Chapter Project Scope Management

Project Scope Management includes the processes required to ensure that the project includes all the work required, and only the work required, to complete the project successfully. Managing the project scope is primarily concerned with defining and controlling what is and is not included in the project. Table 5-1 provides an overview of the Project Scope Management processes, which include the following:

5.1 Collect Requirements—the process of defining and documenting the project and product features and functions needed to fulfill stakeholder's needs and expectations.

5.2 Define Scope—the process of developing a detailed description of the project and product.

5.3 Create Work Breakdown Structure—the process of subdividing project deliverables and project work into smaller, more manageable components.

5.4 Verify Scope—the process of formalizing acceptance of the completed project deliverables.

5.5 Control Scope—the process of monitoring the status of the project and product scope and managing changes.

These processes interact with each other and with the processes in the other Knowledge Areas. Each process can involve effort from one or more persons, based on the needs of the project. Each process occurs at least once in every project and occurs in one or more project phases, if the project is divided into phases. Although the processes are presented here as discrete components with well-defined interfaces, in practice they will overlap and interact in ways not detailed here. Process interactions are discussed in detail in Chapter 3, Project Management Processes. In the project context, the term scope can refer to:

• Product scope. The features and functions that characterize a product, service, or result or

• Project scope. The work that needs to be accomplished to deliver a product, service, or result with the specified features and functions.

This chapter primarily focuses on the processes used to manage the project scope. The processes used to manage project scope as well as the supporting tools and techniques, vary by application area and are usually defined as part of the project life cycle. The approved detailed project scope statement and its associated WBS and WBS dictionary are the scope baseline for the project. This baselined scope is then monitored, verified and controlled throughout the lifecycle of the project.

Table 5-1. Project Scope Management: Inputs, Tools & Techniques, and Outputs

Project Scope Management
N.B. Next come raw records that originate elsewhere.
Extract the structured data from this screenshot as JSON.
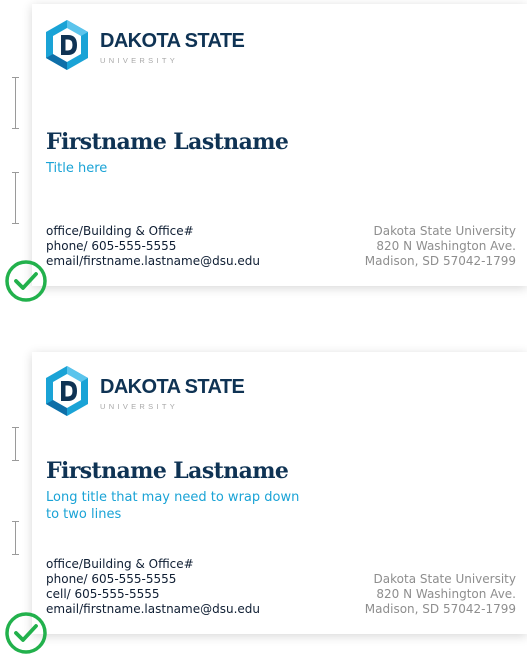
{
  "brand": {
    "wordmark": "DAKOTA STATE",
    "subtitle": "UNIVERSITY",
    "colors": {
      "navy": "#0f3354",
      "cyan": "#1aa3d6",
      "light_blue": "#5bc4ec",
      "check_green": "#22b14c"
    }
  },
  "cards": [
    {
      "name": "Firstname Lastname",
      "title": "Title here",
      "office": "office/Building & Office#",
      "phone": "phone/ 605-555-5555",
      "email": "email/firstname.lastname@dsu.edu",
      "address_line1": "Dakota State University",
      "address_line2": "820 N Washington Ave.",
      "address_line3": "Madison, SD 57042-1799",
      "status_icon": "check-circle-icon"
    },
    {
      "name": "Firstname Lastname",
      "title": "Long title that may need to wrap down to two lines",
      "office": "office/Building & Office#",
      "phone": "phone/ 605-555-5555",
      "cell": "cell/ 605-555-5555",
      "email": "email/firstname.lastname@dsu.edu",
      "address_line1": "Dakota State University",
      "address_line2": "820 N Washington Ave.",
      "address_line3": "Madison, SD 57042-1799",
      "status_icon": "check-circle-icon"
    }
  ]
}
5.1 Collect Requirements

1. Inputs

1. Project charter

2. Stakeholder register

2. Tools & Techniques

1. Interviews

2. Focus groups
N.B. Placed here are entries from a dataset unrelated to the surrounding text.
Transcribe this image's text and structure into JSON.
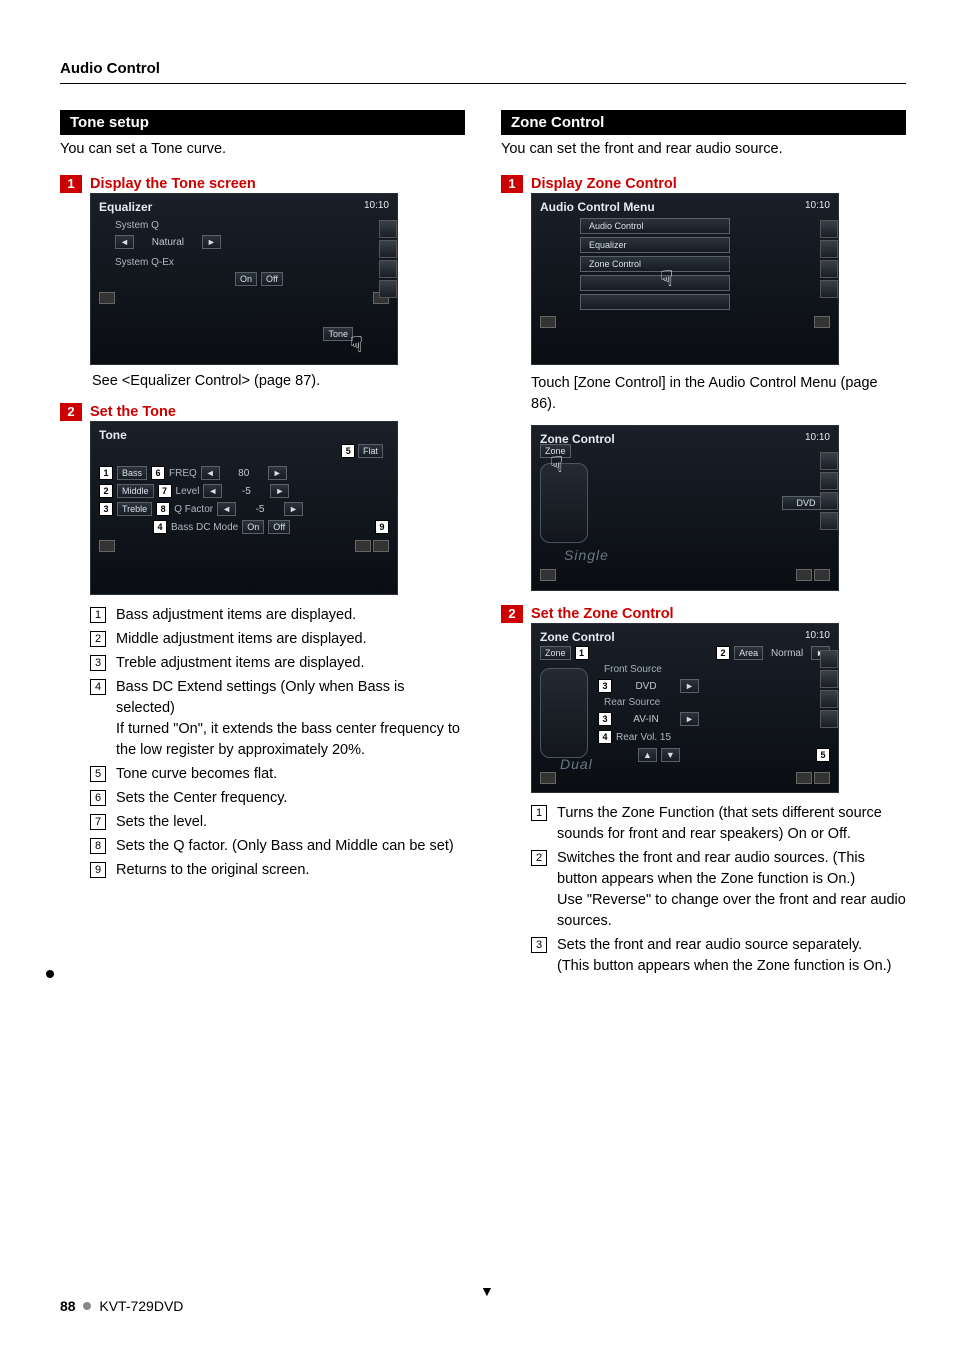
{
  "header": {
    "section": "Audio Control"
  },
  "left": {
    "band": "Tone setup",
    "intro": "You can set a Tone curve.",
    "step1": {
      "num": "1",
      "title": "Display the Tone screen"
    },
    "eq_screen": {
      "title": "Equalizer",
      "clock": "10:10",
      "row1_label": "System Q",
      "row1_value": "Natural",
      "row2_label": "System Q-Ex",
      "row2_on": "On",
      "row2_off": "Off",
      "tone_btn": "Tone"
    },
    "caption1": "See <Equalizer Control> (page 87).",
    "step2": {
      "num": "2",
      "title": "Set the Tone"
    },
    "tone_screen": {
      "title": "Tone",
      "clock": "",
      "flat": "Flat",
      "rows": {
        "bass": "Bass",
        "middle": "Middle",
        "treble": "Treble",
        "freq": "FREQ",
        "level": "Level",
        "qfactor": "Q Factor",
        "val_freq": "80",
        "val_level": "-5",
        "val_q": "-5",
        "bassdc": "Bass DC Mode",
        "on": "On",
        "off": "Off"
      },
      "callouts": {
        "c1": "1",
        "c2": "2",
        "c3": "3",
        "c4": "4",
        "c5": "5",
        "c6": "6",
        "c7": "7",
        "c8": "8",
        "c9": "9"
      }
    },
    "list": [
      {
        "n": "1",
        "t": "Bass adjustment items are displayed."
      },
      {
        "n": "2",
        "t": "Middle adjustment items are displayed."
      },
      {
        "n": "3",
        "t": "Treble adjustment items are displayed."
      },
      {
        "n": "4",
        "t": "Bass DC Extend settings (Only when Bass is selected)\nIf turned \"On\", it extends the bass center frequency to the low register by approximately 20%."
      },
      {
        "n": "5",
        "t": "Tone curve becomes flat."
      },
      {
        "n": "6",
        "t": "Sets the Center frequency."
      },
      {
        "n": "7",
        "t": "Sets the level."
      },
      {
        "n": "8",
        "t": "Sets the Q factor. (Only Bass and Middle can be set)"
      },
      {
        "n": "9",
        "t": "Returns to the original screen."
      }
    ]
  },
  "right": {
    "band": "Zone Control",
    "intro": "You can set the front and rear audio source.",
    "step1": {
      "num": "1",
      "title": "Display Zone Control"
    },
    "menu_screen": {
      "title": "Audio Control Menu",
      "clock": "10:10",
      "items": [
        "Audio Control",
        "Equalizer",
        "Zone Control"
      ]
    },
    "caption1": "Touch [Zone Control] in the Audio Control Menu (page 86).",
    "zone_screen1": {
      "title": "Zone Control",
      "clock": "10:10",
      "zone_btn": "Zone",
      "dvd": "DVD",
      "mode": "Single"
    },
    "step2": {
      "num": "2",
      "title": "Set the Zone Control"
    },
    "zone_screen2": {
      "title": "Zone Control",
      "clock": "10:10",
      "zone_btn": "Zone",
      "area": "Area",
      "area_val": "Normal",
      "front_src": "Front Source",
      "front_val": "DVD",
      "rear_src": "Rear Source",
      "rear_val": "AV-IN",
      "rear_vol": "Rear Vol. 15",
      "mode": "Dual",
      "callouts": {
        "c1": "1",
        "c2": "2",
        "c3a": "3",
        "c3b": "3",
        "c4": "4",
        "c5": "5"
      }
    },
    "list": [
      {
        "n": "1",
        "t": "Turns the Zone Function (that sets different source sounds for front and rear speakers) On or Off."
      },
      {
        "n": "2",
        "t": "Switches the front and rear audio sources. (This button appears when the Zone function is On.)\nUse \"Reverse\" to change over the front and rear audio sources."
      },
      {
        "n": "3",
        "t": "Sets the front and rear audio source separately.\n(This button appears when the Zone function is On.)"
      }
    ]
  },
  "footer": {
    "page": "88",
    "model": "KVT-729DVD"
  }
}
3. Facilitated workshops

4. Groupcreativitytechniques

5. Group decision making techniques

6. Questionnaires and surveys
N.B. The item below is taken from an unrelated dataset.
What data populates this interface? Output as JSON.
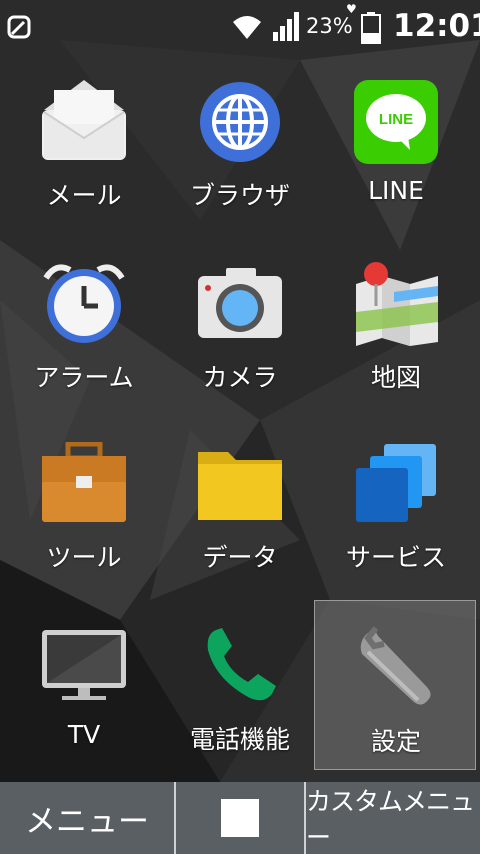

7. Observations

8. Prototypes

3. Outputs

1. Stakeholder requirements documentation

2. Requirements management plan

3. Requirements traceability matrix

5.4 Verify Scope

1, Inputs

1. Scope baseline

2. Stakeholder requirements documentation

3. Requirements traceability matrix

4. Validated deliverables

2, Tools & Techniques t. Inspection

3, Outputs

1. Accepted deliverables

2. Change requests

5.3 Define Scope

1. Inputs

1. Project charter

2. Stakeholder requirements documentation

3. Organizational process assets

2. Tools & Techniques

1. Expert judgment

2. Product analysis

3. Alternatives identification

4. Facilitated workshops

3. Outputs

1, Project scope statement

2. Project document updates

5.5 Control Scope

1. Inputs

1. Project management plan

2. Work performance data

3. Stakeholder requirements documentation

4. Requirements traceability matrix

2. Tools & Techniques

1. Variance analysis

2, Replanning

3. Outputs

1 Organizational process assets updates

2. Change requests

3. Project management plan updates

4. Work performance measurements

5.3 Create WBS

1. Inputs

1. Project scope statement

2. Stakeholder requirements documentation

3. Organizational process assets

2. Tools & Techniques 1. Decomposition

3. Outputs

1. Work breakdown structure

2. WBS dictionary

3. Scope baseline

4. Project document updates

Completion of the project scope is measured against the project management plan (Section 4.2). Completion of the product scopc is measured against the product requirements (Section 5.1). The Project Scope Management processes need to be well integrated with the other Knowledge Area processes, so that the work of the project will result in delivery of the specified product scopc.

Was this article helpful?

0 0
Project Management Made Easy

Project Management Made Easy

What you need to know about… Project Management Made Easy! Project management consists of more than just a large building project and can encompass small projects as well. No matter what the size of your project, you need to have some sort of project management. How you manage your project has everything to do with its outcome.

Get My Free Ebook

Post a comment